Locally, Arlington maintains the Affordable Housing Investment Fund (AHIF). This is a county program that provides low-interest loans to developers to build or renovate housing affordable to low- and moderate-income households. Over the past five years, Arlington has allocated between $25 million and $37 million in AHIF funding per year from a variety of sources.
Sources of funding for AHIF come mainly from annual general fund contributions (which in FY19 is $14.3 million) as well as developer payments resulting from the Affordable Housing Ordinance ($10.3 million in 2018) and loan repayments from prior AHIF borrowers. For comparison purposes, DC commits to funding $100 million annually into its housing trust fund.
Arlington also has a few programs that directly help people renting or buying homes. For example, the Housing Grants Program is a county-funded rental assistance program serving low-income working families, elderly persons, and people with disabilities. Rent subsidies typically reduce participants’ share of the rent to no more than 40% of their income.
This program is similar to the federal Housing Choice Voucher program, also known as Section 8 housing assistance, which is also available to low-income renters in Arlington. In 2018 there were 1,234 households with Housing Grants and 1,504 with Housing Choice Vouchers, so Arlington’s local program serves almost as many as the federal program does.
For homebuyers, there is the Moderate Income Purchase Assistance Program (MIPAP). This provides down payment and closing costs loans to first-time home buyers with incomes below 80% AMI. Unfortunately this program has been very small, helping only four first-time home buyers in 2018.
What can be built where?

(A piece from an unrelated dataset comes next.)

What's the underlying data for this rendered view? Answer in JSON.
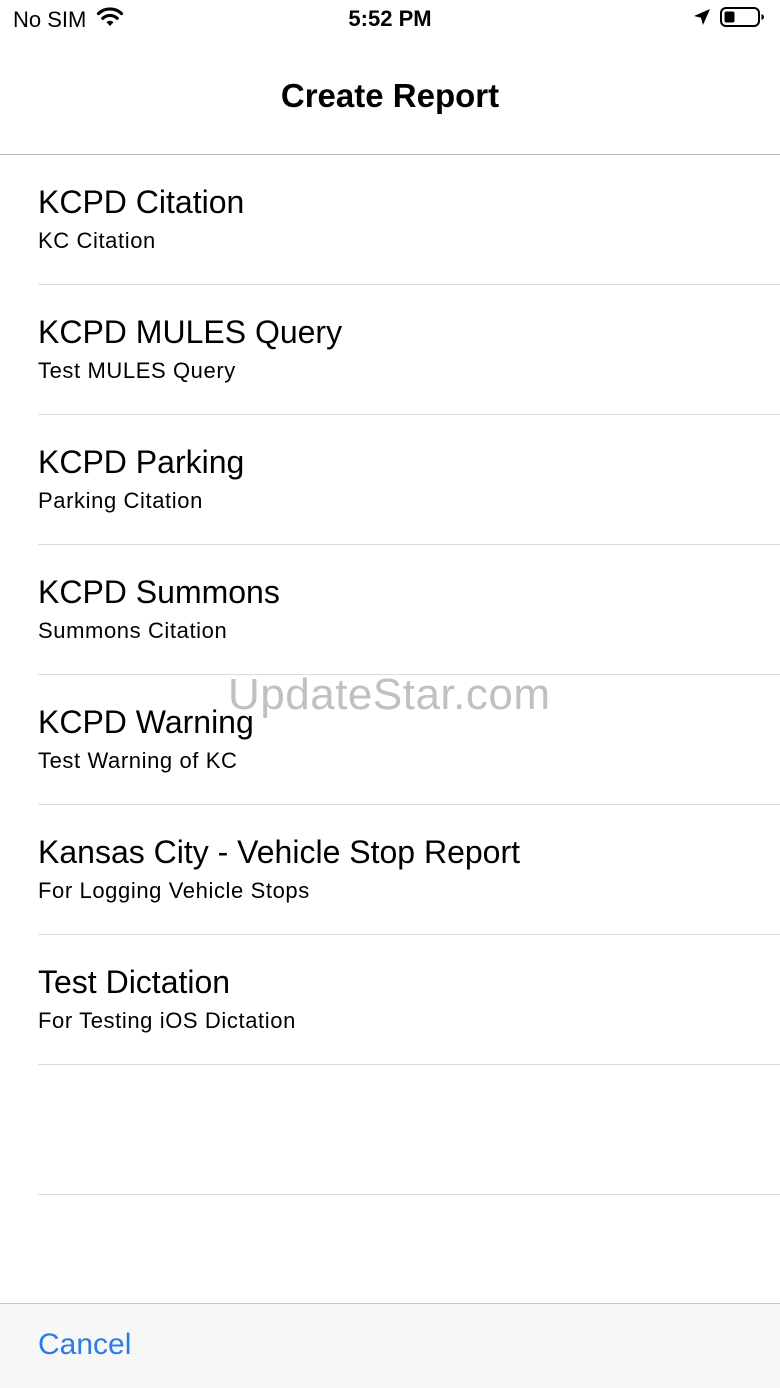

Check the GLUP and FBC.
Arlington’s zoning code focuses much of its growth along transit corridors by allowing high density buildings there, but maintaining other neighborhoods at much lower densities.

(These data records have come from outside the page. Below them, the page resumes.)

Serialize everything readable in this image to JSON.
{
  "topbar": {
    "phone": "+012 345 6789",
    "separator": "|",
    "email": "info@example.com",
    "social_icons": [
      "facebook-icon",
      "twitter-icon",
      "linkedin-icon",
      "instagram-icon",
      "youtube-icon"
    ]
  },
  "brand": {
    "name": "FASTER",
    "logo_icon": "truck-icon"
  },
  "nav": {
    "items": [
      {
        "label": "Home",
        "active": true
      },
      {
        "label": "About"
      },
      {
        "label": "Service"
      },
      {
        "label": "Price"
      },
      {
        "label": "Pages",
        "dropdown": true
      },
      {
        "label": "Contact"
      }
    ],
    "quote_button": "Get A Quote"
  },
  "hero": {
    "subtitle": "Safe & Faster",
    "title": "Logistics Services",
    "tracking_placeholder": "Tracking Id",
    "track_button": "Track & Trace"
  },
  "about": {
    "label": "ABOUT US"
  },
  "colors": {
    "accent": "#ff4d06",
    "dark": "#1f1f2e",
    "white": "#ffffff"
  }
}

The amount and type of development is dictated by Arlington’s General Land Use Plan, or GLUP, the primary policy document guiding the character of future development in Arlington. The GLUP was first developed in 1961 and was amended in the 1970s to include plans for high-density development in the Rosslyn-Ballston and Jefferson Davis Metro corridors.
Since then it has been updated on a regular basis as areas throughout the county go through comprehensive planning updates or special update requests are made. The next big update is expected to come along the Lee Highway corridor, which is beginning a major three-year planning initiative in 2019.
Arlington’s Affordable Housing Ordinance, which is part of the county’s zoning ordinance, helps create new affordable units either directly or indirectly through the AHIF, described above. In essence, developers can apply for increased density within the site plan approval processes, but they are required to provide a certain number of units as ADUs, or alternatively to pay into the AHIF (you follow now, right?). Projects that are consistent with the GLUP must follow the standard ordinance, but those applying for density beyond what is anticipated in the GLUP are subject to additional affordable housing requirements.
Finally, along Columbia Pike in Arlington we have a Form-Based Code (FBC). This is an alternative form of zoning that developers can opt into rather than following the current by-right zoning for their property. The code is separated into two parts – one for the “Commercial Centers” and one for the “Neighborhoods.” The Neighborhoods FBC has significant affordability requirements, but none are included in the Commercial Centers FBC on the Pike.
While not an exhaustive list of all the terms involved in discussions about Arlington’s housing policies, this should at least give a place to start.
This post by Michelle Winters, AHS Executive Director, was originally published on Greater Greater Washington’s blog on January 3, 2019.